TASK INSTRUCTIONS: Search the records below for the string "label", and report each line that contains it.

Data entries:

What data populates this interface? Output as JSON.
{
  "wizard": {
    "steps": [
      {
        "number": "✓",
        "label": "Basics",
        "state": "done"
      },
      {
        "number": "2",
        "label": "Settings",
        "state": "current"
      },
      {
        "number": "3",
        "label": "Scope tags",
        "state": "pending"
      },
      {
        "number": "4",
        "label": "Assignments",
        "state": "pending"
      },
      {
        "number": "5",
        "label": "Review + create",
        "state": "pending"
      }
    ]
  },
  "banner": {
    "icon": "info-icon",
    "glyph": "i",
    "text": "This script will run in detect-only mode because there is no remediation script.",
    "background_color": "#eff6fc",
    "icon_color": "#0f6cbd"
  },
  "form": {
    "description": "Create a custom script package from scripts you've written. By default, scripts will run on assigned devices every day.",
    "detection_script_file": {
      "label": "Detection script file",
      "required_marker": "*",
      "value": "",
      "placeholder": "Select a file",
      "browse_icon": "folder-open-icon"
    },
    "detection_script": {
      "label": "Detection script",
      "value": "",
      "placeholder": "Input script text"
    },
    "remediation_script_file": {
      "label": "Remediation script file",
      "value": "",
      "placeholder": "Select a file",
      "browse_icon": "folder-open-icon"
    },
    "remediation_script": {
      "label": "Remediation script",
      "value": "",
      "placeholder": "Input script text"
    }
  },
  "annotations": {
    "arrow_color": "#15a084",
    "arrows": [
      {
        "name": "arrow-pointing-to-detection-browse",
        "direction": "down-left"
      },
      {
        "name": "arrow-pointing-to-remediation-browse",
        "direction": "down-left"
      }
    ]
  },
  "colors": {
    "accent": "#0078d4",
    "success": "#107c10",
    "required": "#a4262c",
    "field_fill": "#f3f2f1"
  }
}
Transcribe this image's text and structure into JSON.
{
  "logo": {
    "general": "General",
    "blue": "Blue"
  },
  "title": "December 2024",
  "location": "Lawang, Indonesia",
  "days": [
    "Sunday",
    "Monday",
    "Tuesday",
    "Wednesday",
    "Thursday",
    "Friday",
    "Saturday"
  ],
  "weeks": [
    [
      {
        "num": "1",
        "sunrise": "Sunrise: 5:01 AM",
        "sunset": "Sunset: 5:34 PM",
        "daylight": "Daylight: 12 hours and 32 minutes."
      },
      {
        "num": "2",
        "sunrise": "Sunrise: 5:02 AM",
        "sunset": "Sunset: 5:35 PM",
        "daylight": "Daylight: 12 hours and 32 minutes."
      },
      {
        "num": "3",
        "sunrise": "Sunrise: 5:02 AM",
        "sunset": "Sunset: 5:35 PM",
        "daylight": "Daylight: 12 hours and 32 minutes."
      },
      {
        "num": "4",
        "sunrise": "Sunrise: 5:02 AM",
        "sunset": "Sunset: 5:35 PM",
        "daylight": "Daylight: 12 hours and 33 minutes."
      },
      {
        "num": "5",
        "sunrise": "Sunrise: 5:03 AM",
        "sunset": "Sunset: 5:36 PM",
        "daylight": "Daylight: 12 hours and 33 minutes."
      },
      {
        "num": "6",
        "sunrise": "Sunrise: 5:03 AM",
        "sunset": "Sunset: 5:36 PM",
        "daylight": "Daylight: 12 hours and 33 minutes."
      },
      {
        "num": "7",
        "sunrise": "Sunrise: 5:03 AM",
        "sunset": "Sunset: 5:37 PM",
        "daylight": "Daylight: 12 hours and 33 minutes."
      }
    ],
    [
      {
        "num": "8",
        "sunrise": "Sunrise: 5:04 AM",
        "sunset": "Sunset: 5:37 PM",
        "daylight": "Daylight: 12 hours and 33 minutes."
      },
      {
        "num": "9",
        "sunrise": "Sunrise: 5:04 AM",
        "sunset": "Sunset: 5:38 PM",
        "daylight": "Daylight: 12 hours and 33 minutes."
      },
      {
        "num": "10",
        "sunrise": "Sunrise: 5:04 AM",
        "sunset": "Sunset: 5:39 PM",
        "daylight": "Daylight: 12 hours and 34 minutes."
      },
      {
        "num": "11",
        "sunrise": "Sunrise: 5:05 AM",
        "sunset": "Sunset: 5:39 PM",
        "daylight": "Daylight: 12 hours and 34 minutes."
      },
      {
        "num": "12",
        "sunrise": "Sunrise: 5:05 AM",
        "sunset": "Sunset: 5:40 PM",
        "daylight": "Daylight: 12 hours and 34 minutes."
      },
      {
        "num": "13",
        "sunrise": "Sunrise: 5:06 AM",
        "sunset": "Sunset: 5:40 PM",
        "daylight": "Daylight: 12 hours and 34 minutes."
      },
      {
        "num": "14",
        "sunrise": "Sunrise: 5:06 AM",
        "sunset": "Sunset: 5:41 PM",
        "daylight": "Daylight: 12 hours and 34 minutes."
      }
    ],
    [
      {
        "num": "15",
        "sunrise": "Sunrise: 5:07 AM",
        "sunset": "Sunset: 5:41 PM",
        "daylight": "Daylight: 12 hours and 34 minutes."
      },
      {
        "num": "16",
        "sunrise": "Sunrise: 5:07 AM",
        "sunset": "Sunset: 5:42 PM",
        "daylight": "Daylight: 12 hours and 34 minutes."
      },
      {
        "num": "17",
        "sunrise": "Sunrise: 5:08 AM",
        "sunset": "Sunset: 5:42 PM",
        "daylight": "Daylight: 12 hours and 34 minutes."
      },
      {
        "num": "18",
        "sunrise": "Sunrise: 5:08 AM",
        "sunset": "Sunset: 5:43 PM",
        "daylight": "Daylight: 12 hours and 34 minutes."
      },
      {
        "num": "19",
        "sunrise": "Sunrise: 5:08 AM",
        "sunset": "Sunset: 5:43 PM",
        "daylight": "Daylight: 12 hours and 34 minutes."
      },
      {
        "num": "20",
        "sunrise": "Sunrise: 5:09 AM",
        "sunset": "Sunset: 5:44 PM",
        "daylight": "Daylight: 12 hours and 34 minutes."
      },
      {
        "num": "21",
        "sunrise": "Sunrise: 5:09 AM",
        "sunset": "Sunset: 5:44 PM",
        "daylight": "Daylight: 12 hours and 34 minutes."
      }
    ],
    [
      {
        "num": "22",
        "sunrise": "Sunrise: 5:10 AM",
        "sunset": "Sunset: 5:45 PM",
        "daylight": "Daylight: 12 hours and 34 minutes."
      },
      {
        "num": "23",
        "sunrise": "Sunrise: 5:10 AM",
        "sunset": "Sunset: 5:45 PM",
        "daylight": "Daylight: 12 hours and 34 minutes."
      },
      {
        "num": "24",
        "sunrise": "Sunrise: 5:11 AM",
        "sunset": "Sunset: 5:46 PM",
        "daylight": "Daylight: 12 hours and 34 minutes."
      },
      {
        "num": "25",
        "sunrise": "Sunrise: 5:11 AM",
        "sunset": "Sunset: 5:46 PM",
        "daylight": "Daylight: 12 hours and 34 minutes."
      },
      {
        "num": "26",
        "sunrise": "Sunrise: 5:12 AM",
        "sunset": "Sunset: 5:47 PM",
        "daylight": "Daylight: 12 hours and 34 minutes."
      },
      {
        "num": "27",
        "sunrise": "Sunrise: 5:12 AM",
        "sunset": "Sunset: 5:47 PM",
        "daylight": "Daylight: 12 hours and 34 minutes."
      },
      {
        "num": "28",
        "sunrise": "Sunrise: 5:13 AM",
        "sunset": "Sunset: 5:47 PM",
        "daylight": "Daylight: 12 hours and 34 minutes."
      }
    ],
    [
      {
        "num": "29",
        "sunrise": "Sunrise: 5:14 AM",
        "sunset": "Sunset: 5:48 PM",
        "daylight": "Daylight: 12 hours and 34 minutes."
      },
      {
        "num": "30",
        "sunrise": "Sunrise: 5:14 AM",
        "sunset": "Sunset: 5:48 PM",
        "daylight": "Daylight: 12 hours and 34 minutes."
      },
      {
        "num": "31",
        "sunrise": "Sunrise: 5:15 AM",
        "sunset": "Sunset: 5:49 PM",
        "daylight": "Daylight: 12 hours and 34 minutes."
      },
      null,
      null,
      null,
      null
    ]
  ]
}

RESPONSE TO THIS EXERCISE:
        "label": "Basics",
        "label": "Settings",
        "label": "Scope tags",
        "label": "Assignments",
        "label": "Review + create",
      "label": "Detection script file",
      "label": "Detection script",
      "label": "Remediation script file",
      "label": "Remediation script",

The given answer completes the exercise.